Tax audit representation, also called audit defense, is a service in which a tax or legal professional stands in on behalf of a taxpayer (an individual or legal entity) during an IRS or state income tax audit.
During an income tax audit or examination, the IRS and all states allow a taxpayer to have an authorized representative. The representative must have permission to practice before the IRS or state, and specific credentials are required. The types of representatives who are allowed to represent taxpayers before the IRS in income tax audits include attorneys, CPAs, and enrolled agents.
An audit representative develops the strategy used to defend the taxpayer’s position. He or she assists the taxpayer in preparing all documents requested by the taxing authority and typically attends all meetings and handles correspondence on behalf of the taxpayer.
Unfortunately, some unlucky people wind up getting audited.
Seventy percent of audits are just a letter asking for more information about your tax returns, and you’re asked to mail back forms proving your income or deductions. In other cases you’ll get an invitation to meet with an agent to discuss your tax forms, a scenario that sends many taxpayers into a panic.
Well there’s no need to panic, but there are certain steps you should take.
Ignoring the IRS is the worst possible thing you can do. The situation won’t go away.
While you should write back as soon as possible, you or your audit representative can ask for more time to gather the paperwork and forms. A two week extension is not an unreasonable request of your IRS agent.
Most of the time the letter you get in the mail is just a simple request for information – the IRS just wants you to mail in your 1099 form, for instance, or they want to see receipts for the business meals you deducted. In that case, just sending in the requested paperwork is usually sufficient, and you don’t need to get your lawyer or accountant involved.
If you can’t find the information they’re looking for, you’ll probably want to call a professional to advise you on your next move. And if you’ve been called in to meet with an agent, you should almost certainly bring in outside help from a qualified tax attorney or accountant.
You’ll need to grant power of attorney to your audit representative, to let them handle everything while you stay home.

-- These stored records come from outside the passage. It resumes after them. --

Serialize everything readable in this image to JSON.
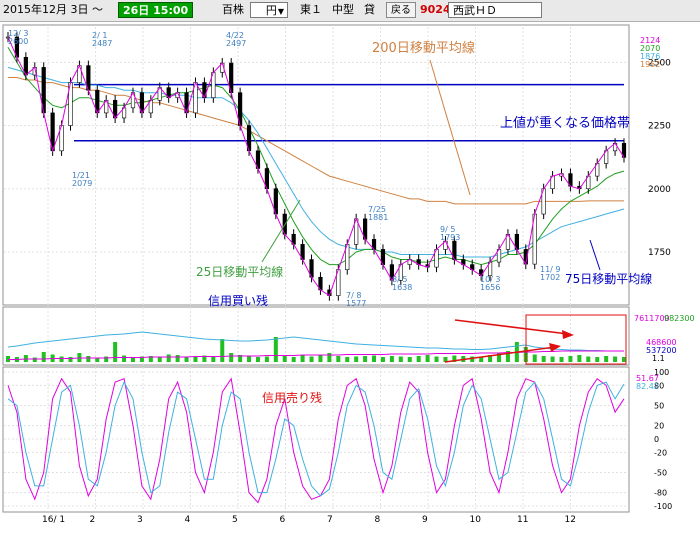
{
  "toolbar": {
    "period_start": "2015年12月 3日 ～",
    "period_end": "26日 15:00",
    "unit": "百株",
    "currency": "円",
    "market": "東１",
    "size": "中型",
    "margin": "貸",
    "back_label": "戻る",
    "code": "9024",
    "name": "西武ＨＤ"
  },
  "colors": {
    "price_line": "#000000",
    "ma25": "#e000e0",
    "ma75": "#20a020",
    "ma200": "#d08040",
    "ma_extra": "#40b0e0",
    "resistance": "#0000c0",
    "volume": "#20c020",
    "annotation_red": "#e01010"
  },
  "annotations": {
    "ma200": "200日移動平均線",
    "resistance": "上値が重くなる価格帯",
    "ma25": "25日移動平均線",
    "ma75": "75日移動平均線",
    "buy_margin": "信用買い残",
    "sell_margin": "信用売り残"
  },
  "legend_values": {
    "price": [
      "2124",
      "2070",
      "1876",
      "1952"
    ],
    "volume": [
      "7611700",
      "982300",
      "468600",
      "537200",
      "1.1"
    ],
    "oscillator": [
      "51.67",
      "82.42"
    ]
  },
  "chart_data": [
    {
      "type": "line",
      "name": "price",
      "x": [
        "12/3",
        "16/1",
        "2",
        "3",
        "4",
        "5",
        "6",
        "7",
        "8",
        "9",
        "10",
        "11",
        "12"
      ],
      "price_ylim": [
        1560,
        2620
      ],
      "y_ticks": [
        1750,
        2000,
        2250,
        2500
      ],
      "y_tick_labels": [
        "1750",
        "2000",
        "2250",
        "2500"
      ],
      "x_tick_labels": [
        "16/ 1",
        "2",
        "3",
        "4",
        "5",
        "6",
        "7",
        "8",
        "9",
        "10",
        "11",
        "12"
      ],
      "price_labels": [
        {
          "date": "12/ 3",
          "value": "2600"
        },
        {
          "date": "2/ 1",
          "value": "2487"
        },
        {
          "date": "1/21",
          "value": "2079"
        },
        {
          "date": "4/22",
          "value": "2497"
        },
        {
          "date": "7/25",
          "value": "1881"
        },
        {
          "date": "9/ 5",
          "value": "1793"
        },
        {
          "date": "8/ 5",
          "value": "1638"
        },
        {
          "date": "10/ 3",
          "value": "1656"
        },
        {
          "date": "7/ 8",
          "value": "1577"
        },
        {
          "date": "11/ 9",
          "value": "1702"
        }
      ],
      "resistance_levels": [
        2412,
        2190
      ],
      "close": [
        2600,
        2520,
        2450,
        2480,
        2300,
        2150,
        2250,
        2420,
        2487,
        2390,
        2300,
        2350,
        2280,
        2320,
        2380,
        2300,
        2350,
        2400,
        2360,
        2380,
        2300,
        2420,
        2360,
        2460,
        2497,
        2380,
        2250,
        2150,
        2080,
        2000,
        1900,
        1820,
        1780,
        1720,
        1650,
        1600,
        1577,
        1680,
        1780,
        1881,
        1800,
        1760,
        1700,
        1638,
        1700,
        1720,
        1700,
        1690,
        1760,
        1793,
        1720,
        1700,
        1680,
        1656,
        1710,
        1760,
        1820,
        1760,
        1702,
        1900,
        2000,
        2050,
        2060,
        2010,
        2000,
        2050,
        2100,
        2150,
        2180,
        2124
      ],
      "ma25": [
        2560,
        2500,
        2440,
        2400,
        2360,
        2330,
        2320,
        2340,
        2360,
        2360,
        2350,
        2340,
        2330,
        2330,
        2340,
        2340,
        2350,
        2360,
        2370,
        2380,
        2380,
        2390,
        2400,
        2410,
        2400,
        2360,
        2310,
        2240,
        2170,
        2090,
        2010,
        1940,
        1870,
        1810,
        1760,
        1720,
        1700,
        1700,
        1720,
        1750,
        1760,
        1760,
        1750,
        1730,
        1720,
        1720,
        1710,
        1710,
        1720,
        1730,
        1720,
        1720,
        1710,
        1700,
        1710,
        1720,
        1740,
        1740,
        1750,
        1780,
        1830,
        1880,
        1920,
        1950,
        1970,
        1990,
        2010,
        2040,
        2060,
        2070
      ],
      "ma75": [
        2480,
        2470,
        2460,
        2450,
        2440,
        2430,
        2420,
        2420,
        2420,
        2410,
        2410,
        2400,
        2400,
        2390,
        2390,
        2380,
        2380,
        2380,
        2370,
        2370,
        2370,
        2360,
        2360,
        2360,
        2360,
        2340,
        2310,
        2270,
        2220,
        2160,
        2100,
        2040,
        1980,
        1920,
        1870,
        1830,
        1800,
        1780,
        1770,
        1760,
        1760,
        1760,
        1750,
        1750,
        1740,
        1740,
        1740,
        1740,
        1740,
        1740,
        1740,
        1730,
        1730,
        1730,
        1730,
        1740,
        1750,
        1760,
        1770,
        1790,
        1810,
        1830,
        1850,
        1860,
        1870,
        1880,
        1890,
        1900,
        1910,
        1920
      ],
      "ma200": [
        2440,
        2440,
        2430,
        2430,
        2420,
        2420,
        2410,
        2400,
        2400,
        2390,
        2390,
        2380,
        2370,
        2370,
        2360,
        2350,
        2340,
        2340,
        2330,
        2320,
        2310,
        2300,
        2290,
        2280,
        2270,
        2260,
        2250,
        2230,
        2210,
        2190,
        2170,
        2150,
        2130,
        2110,
        2090,
        2070,
        2050,
        2040,
        2030,
        2020,
        2010,
        2000,
        1990,
        1980,
        1970,
        1960,
        1960,
        1950,
        1950,
        1950,
        1940,
        1940,
        1940,
        1940,
        1940,
        1940,
        1940,
        1940,
        1940,
        1950,
        1950,
        1950,
        1950,
        1950,
        1950,
        1952,
        1952,
        1952,
        1952,
        1952
      ]
    },
    {
      "type": "bar",
      "name": "volume",
      "ylim": [
        0,
        100
      ],
      "values": [
        12,
        10,
        14,
        9,
        20,
        15,
        11,
        10,
        18,
        12,
        9,
        11,
        40,
        13,
        10,
        11,
        12,
        9,
        15,
        14,
        11,
        10,
        13,
        12,
        46,
        18,
        14,
        12,
        10,
        11,
        50,
        12,
        10,
        13,
        11,
        14,
        18,
        12,
        10,
        11,
        12,
        13,
        10,
        12,
        11,
        10,
        12,
        14,
        11,
        10,
        13,
        12,
        11,
        10,
        14,
        18,
        22,
        40,
        30,
        15,
        12,
        11,
        10,
        12,
        14,
        11,
        10,
        12,
        11,
        10
      ],
      "buy_margin": [
        30,
        32,
        35,
        38,
        40,
        42,
        44,
        46,
        48,
        50,
        52,
        54,
        55,
        56,
        58,
        60,
        58,
        56,
        54,
        52,
        50,
        48,
        46,
        45,
        44,
        43,
        42,
        42,
        43,
        44,
        46,
        48,
        50,
        48,
        46,
        44,
        42,
        40,
        38,
        36,
        35,
        34,
        33,
        32,
        31,
        30,
        29,
        28,
        28,
        27,
        26,
        26,
        25,
        25,
        26,
        28,
        30,
        32,
        34,
        30,
        28,
        26,
        25,
        24,
        24,
        23,
        23,
        22,
        22,
        22
      ],
      "sell_margin": [
        5,
        5,
        6,
        6,
        6,
        7,
        7,
        7,
        8,
        8,
        8,
        8,
        9,
        9,
        9,
        9,
        10,
        10,
        10,
        10,
        10,
        11,
        11,
        11,
        11,
        12,
        12,
        12,
        12,
        13,
        13,
        13,
        13,
        14,
        14,
        14,
        14,
        14,
        15,
        15,
        15,
        15,
        15,
        16,
        16,
        16,
        16,
        16,
        17,
        17,
        17,
        17,
        17,
        18,
        18,
        18,
        19,
        19,
        20,
        20,
        21,
        21,
        22,
        22,
        22,
        22,
        22,
        22,
        22,
        22
      ]
    },
    {
      "type": "line",
      "name": "oscillator",
      "ylim": [
        -100,
        100
      ],
      "y_ticks": [
        100,
        80,
        50,
        20,
        0,
        -20,
        -50,
        -80,
        -100
      ],
      "y_tick_labels": [
        "100",
        "80",
        "50",
        "20",
        "0",
        "-20",
        "-50",
        "-80",
        "-100"
      ],
      "series": [
        {
          "values": [
            80,
            40,
            -60,
            -90,
            -50,
            60,
            90,
            70,
            -40,
            -85,
            -60,
            30,
            85,
            90,
            20,
            -70,
            -90,
            -30,
            60,
            85,
            40,
            -50,
            -80,
            -20,
            70,
            90,
            10,
            -80,
            -95,
            -60,
            20,
            60,
            -20,
            -70,
            -90,
            -85,
            -60,
            30,
            80,
            90,
            50,
            -30,
            -80,
            -40,
            40,
            85,
            70,
            -20,
            -80,
            -60,
            20,
            80,
            90,
            30,
            -50,
            -80,
            -20,
            60,
            90,
            85,
            30,
            -40,
            -80,
            -60,
            20,
            70,
            90,
            80,
            40,
            60
          ]
        },
        {
          "values": [
            60,
            50,
            -20,
            -70,
            -70,
            0,
            70,
            80,
            20,
            -60,
            -70,
            -20,
            50,
            85,
            60,
            -20,
            -80,
            -70,
            10,
            70,
            60,
            0,
            -60,
            -60,
            20,
            70,
            60,
            -20,
            -80,
            -80,
            -30,
            30,
            20,
            -30,
            -70,
            -85,
            -75,
            -20,
            50,
            80,
            70,
            20,
            -50,
            -60,
            0,
            60,
            75,
            30,
            -40,
            -70,
            -20,
            50,
            80,
            60,
            0,
            -60,
            -50,
            10,
            70,
            85,
            60,
            0,
            -60,
            -70,
            -20,
            40,
            80,
            85,
            60,
            82
          ]
        }
      ]
    }
  ]
}
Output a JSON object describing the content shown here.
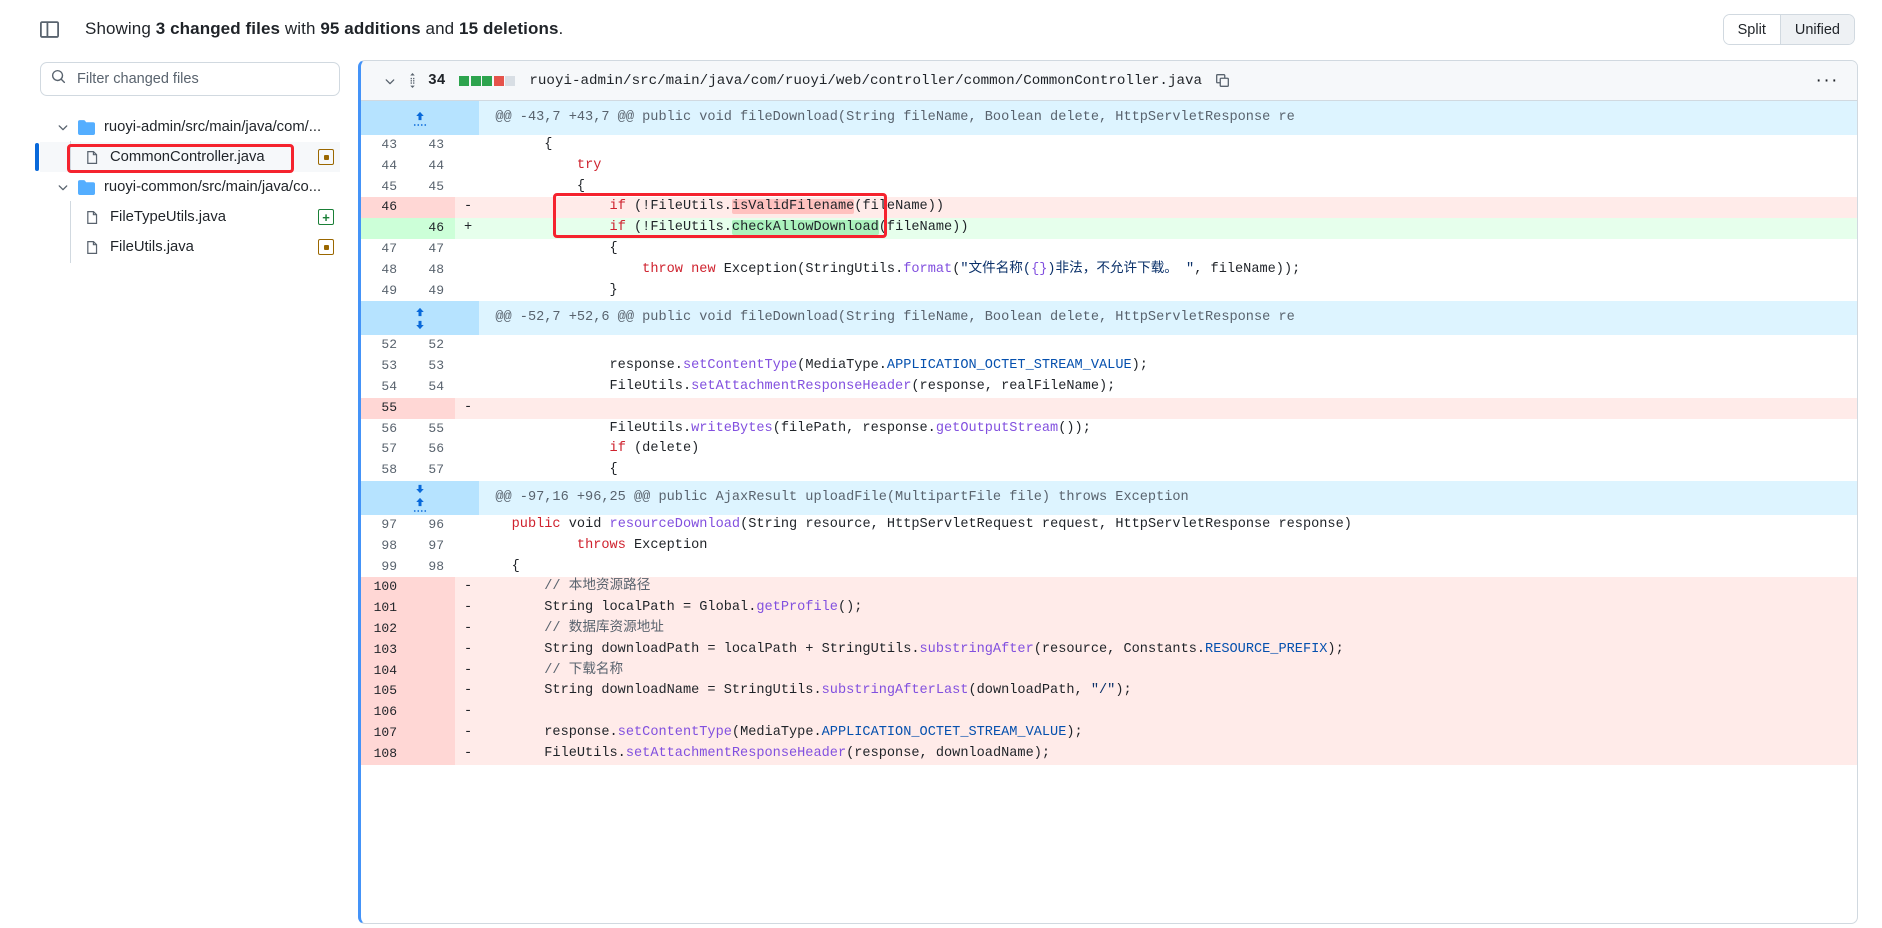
{
  "header": {
    "sidebar_toggle_icon": "sidebar-expand-icon",
    "summary_prefix": "Showing ",
    "changed_files": "3 changed files",
    "with_text": " with ",
    "additions": "95 additions",
    "and_text": " and ",
    "deletions": "15 deletions",
    "period": ".",
    "view_split_label": "Split",
    "view_unified_label": "Unified",
    "active_view": "Unified"
  },
  "filetree": {
    "search_placeholder": "Filter changed files",
    "search_value": "",
    "search_icon": "search-icon",
    "items": [
      {
        "type": "folder",
        "label": "ruoyi-admin/src/main/java/com/...",
        "icon": "folder-icon",
        "chevron": "chevron-down-icon",
        "status": ""
      },
      {
        "type": "file",
        "label": "CommonController.java",
        "icon": "file-icon",
        "status": "modified",
        "selected": true,
        "annotated": true
      },
      {
        "type": "folder",
        "label": "ruoyi-common/src/main/java/co...",
        "icon": "folder-icon",
        "chevron": "chevron-down-icon",
        "status": ""
      },
      {
        "type": "file",
        "label": "FileTypeUtils.java",
        "icon": "file-icon",
        "status": "added",
        "selected": false,
        "annotated": false
      },
      {
        "type": "file",
        "label": "FileUtils.java",
        "icon": "file-icon",
        "status": "modified",
        "selected": false,
        "annotated": false
      }
    ]
  },
  "diff": {
    "chevron": "chevron-down-icon",
    "drag_icon": "drag-handle-icon",
    "change_count": "34",
    "blocks": [
      "add",
      "add",
      "add",
      "del",
      "non"
    ],
    "filename": "ruoyi-admin/src/main/java/com/ruoyi/web/controller/common/CommonController.java",
    "copy_icon": "copy-icon",
    "kebab_icon": "kebab-menu-icon",
    "rows": [
      {
        "kind": "hunk",
        "expand": "up",
        "text": "@@ -43,7 +43,7 @@ public void fileDownload(String fileName, Boolean delete, HttpServletResponse re"
      },
      {
        "kind": "ctx",
        "old": "43",
        "new": "43",
        "marker": "",
        "html": "        {"
      },
      {
        "kind": "ctx",
        "old": "44",
        "new": "44",
        "marker": "",
        "html": "            <span class=\"tok-kw\">try</span>"
      },
      {
        "kind": "ctx",
        "old": "45",
        "new": "45",
        "marker": "",
        "html": "            {"
      },
      {
        "kind": "del",
        "old": "46",
        "new": "",
        "marker": "-",
        "html": "                <span class=\"tok-kw\">if</span> (!FileUtils.<span class=\"wdel\">isValidFilename</span>(fileName))",
        "annotated": true
      },
      {
        "kind": "add",
        "old": "",
        "new": "46",
        "marker": "+",
        "html": "                <span class=\"tok-kw\">if</span> (!FileUtils.<span class=\"wadd\">checkAllowDownload</span>(fileName))",
        "annotated": true
      },
      {
        "kind": "ctx",
        "old": "47",
        "new": "47",
        "marker": "",
        "html": "                {"
      },
      {
        "kind": "ctx",
        "old": "48",
        "new": "48",
        "marker": "",
        "html": "                    <span class=\"tok-kw\">throw</span> <span class=\"tok-kw\">new</span> Exception(StringUtils.<span class=\"tok-fn\">format</span>(<span class=\"tok-str\">\"文件名称(<span class=\"tok-fn\">{}</span>)非法，不允许下载。 \"</span>, fileName));"
      },
      {
        "kind": "ctx",
        "old": "49",
        "new": "49",
        "marker": "",
        "html": "                }"
      },
      {
        "kind": "hunk",
        "expand": "updown",
        "text": "@@ -52,7 +52,6 @@ public void fileDownload(String fileName, Boolean delete, HttpServletResponse re"
      },
      {
        "kind": "ctx",
        "old": "52",
        "new": "52",
        "marker": "",
        "html": ""
      },
      {
        "kind": "ctx",
        "old": "53",
        "new": "53",
        "marker": "",
        "html": "                response.<span class=\"tok-fn\">setContentType</span>(MediaType.<span class=\"tok-const\">APPLICATION_OCTET_STREAM_VALUE</span>);"
      },
      {
        "kind": "ctx",
        "old": "54",
        "new": "54",
        "marker": "",
        "html": "                FileUtils.<span class=\"tok-fn\">setAttachmentResponseHeader</span>(response, realFileName);"
      },
      {
        "kind": "del",
        "old": "55",
        "new": "",
        "marker": "-",
        "html": ""
      },
      {
        "kind": "ctx",
        "old": "56",
        "new": "55",
        "marker": "",
        "html": "                FileUtils.<span class=\"tok-fn\">writeBytes</span>(filePath, response.<span class=\"tok-fn\">getOutputStream</span>());"
      },
      {
        "kind": "ctx",
        "old": "57",
        "new": "56",
        "marker": "",
        "html": "                <span class=\"tok-kw\">if</span> (delete)"
      },
      {
        "kind": "ctx",
        "old": "58",
        "new": "57",
        "marker": "",
        "html": "                {"
      },
      {
        "kind": "hunk",
        "expand": "downup",
        "text": "@@ -97,16 +96,25 @@ public AjaxResult uploadFile(MultipartFile file) throws Exception"
      },
      {
        "kind": "ctx",
        "old": "97",
        "new": "96",
        "marker": "",
        "html": "    <span class=\"tok-kw\">public</span> void <span class=\"tok-fn\">resourceDownload</span>(String resource, HttpServletRequest request, HttpServletResponse response)"
      },
      {
        "kind": "ctx",
        "old": "98",
        "new": "97",
        "marker": "",
        "html": "            <span class=\"tok-kw\">throws</span> Exception"
      },
      {
        "kind": "ctx",
        "old": "99",
        "new": "98",
        "marker": "",
        "html": "    {"
      },
      {
        "kind": "del",
        "old": "100",
        "new": "",
        "marker": "-",
        "html": "        <span class=\"tok-cmt\">// 本地资源路径</span>"
      },
      {
        "kind": "del",
        "old": "101",
        "new": "",
        "marker": "-",
        "html": "        String localPath = Global.<span class=\"tok-fn\">getProfile</span>();"
      },
      {
        "kind": "del",
        "old": "102",
        "new": "",
        "marker": "-",
        "html": "        <span class=\"tok-cmt\">// 数据库资源地址</span>"
      },
      {
        "kind": "del",
        "old": "103",
        "new": "",
        "marker": "-",
        "html": "        String downloadPath = localPath + StringUtils.<span class=\"tok-fn\">substringAfter</span>(resource, Constants.<span class=\"tok-const\">RESOURCE_PREFIX</span>);"
      },
      {
        "kind": "del",
        "old": "104",
        "new": "",
        "marker": "-",
        "html": "        <span class=\"tok-cmt\">// 下载名称</span>"
      },
      {
        "kind": "del",
        "old": "105",
        "new": "",
        "marker": "-",
        "html": "        String downloadName = StringUtils.<span class=\"tok-fn\">substringAfterLast</span>(downloadPath, <span class=\"tok-str\">\"/\"</span>);"
      },
      {
        "kind": "del",
        "old": "106",
        "new": "",
        "marker": "-",
        "html": ""
      },
      {
        "kind": "del",
        "old": "107",
        "new": "",
        "marker": "-",
        "html": "        response.<span class=\"tok-fn\">setContentType</span>(MediaType.<span class=\"tok-const\">APPLICATION_OCTET_STREAM_VALUE</span>);"
      },
      {
        "kind": "del",
        "old": "108",
        "new": "",
        "marker": "-",
        "html": "        FileUtils.<span class=\"tok-fn\">setAttachmentResponseHeader</span>(response, downloadName);"
      }
    ]
  },
  "colors": {
    "accent": "#0969da",
    "annotation": "#f5232e",
    "add_bg": "#e6ffec",
    "del_bg": "#ffebe9",
    "hunk_bg": "#ddf4ff"
  }
}
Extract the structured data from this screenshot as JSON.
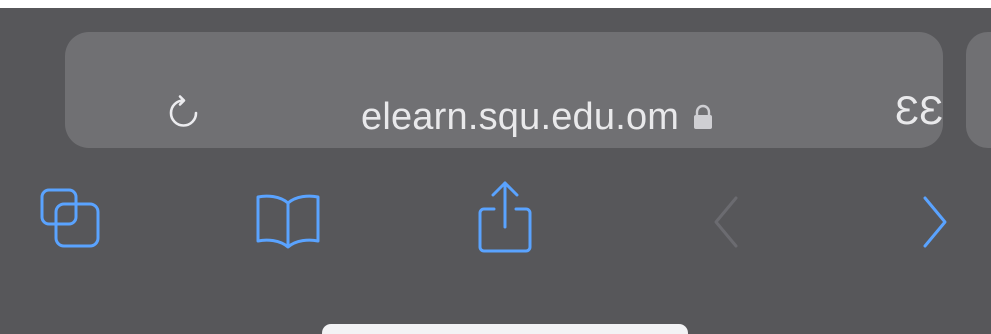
{
  "browser": {
    "url": "elearn.squ.edu.om",
    "reader_label": "ع ع",
    "reader_label_display": "ƐƐ",
    "icons": {
      "reload": "reload-icon",
      "lock": "lock-icon",
      "tabs": "tabs-icon",
      "bookmarks": "bookmarks-icon",
      "share": "share-icon",
      "back": "back-chevron-icon",
      "forward": "forward-chevron-icon"
    },
    "colors": {
      "background": "#57575a",
      "address_bar": "#707073",
      "text": "#e9e9eb",
      "accent": "#5aa3ff",
      "disabled": "#6b6b70",
      "home_indicator": "#f3f3f5"
    }
  }
}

You might think that bringing in a professional firm that deals with audit representation will annoy the agent or make him or her think you’re guilty – it will do quite the opposite, actually. Your IRS agent will generally prefer to deal with an attorney because they will prepare the requested information in a way that’s easy for the agent to read, and will do so in a dispassionate and professional way.
Only about 2% of audits are random; the rest of the time, the IRS has very specific questions it wants answered, and will request forms and receipts accordingly.
That means two things: Send or bring all the forms you’re asked to bring, and answer all the questions to the best of your ability.
That second point is important. Whereas keeping your mouth shut is usually best when you’re getting interviewed by the police, in an audit you’re usually best served by stating your case and answering all of the agent’s questions. After all, if the IRS is calling you in to talk about how much income you reported, it’s probably because the agency believes you’re underreporting. The audit is your opportunity to convince the IRS otherwise.
With that said, it’s possible to overshare. This is not the opportunity to brag about how much money you made last year.
Once the audit is done, the agent will assess any taxes and penalties you owe. However, the assessment can always be appealed. The IRS may be willing to cut you a deal that will make you happy because they don’t want the case to drag on. This is another time where it pays to have good audit representation form an attorney experienced with tax negotiation. A good tax attorney will be skilled at escalating the case to make a settlement easier.
The IRS’ lawyers are ready to negotiate and will often settle cases before going to court.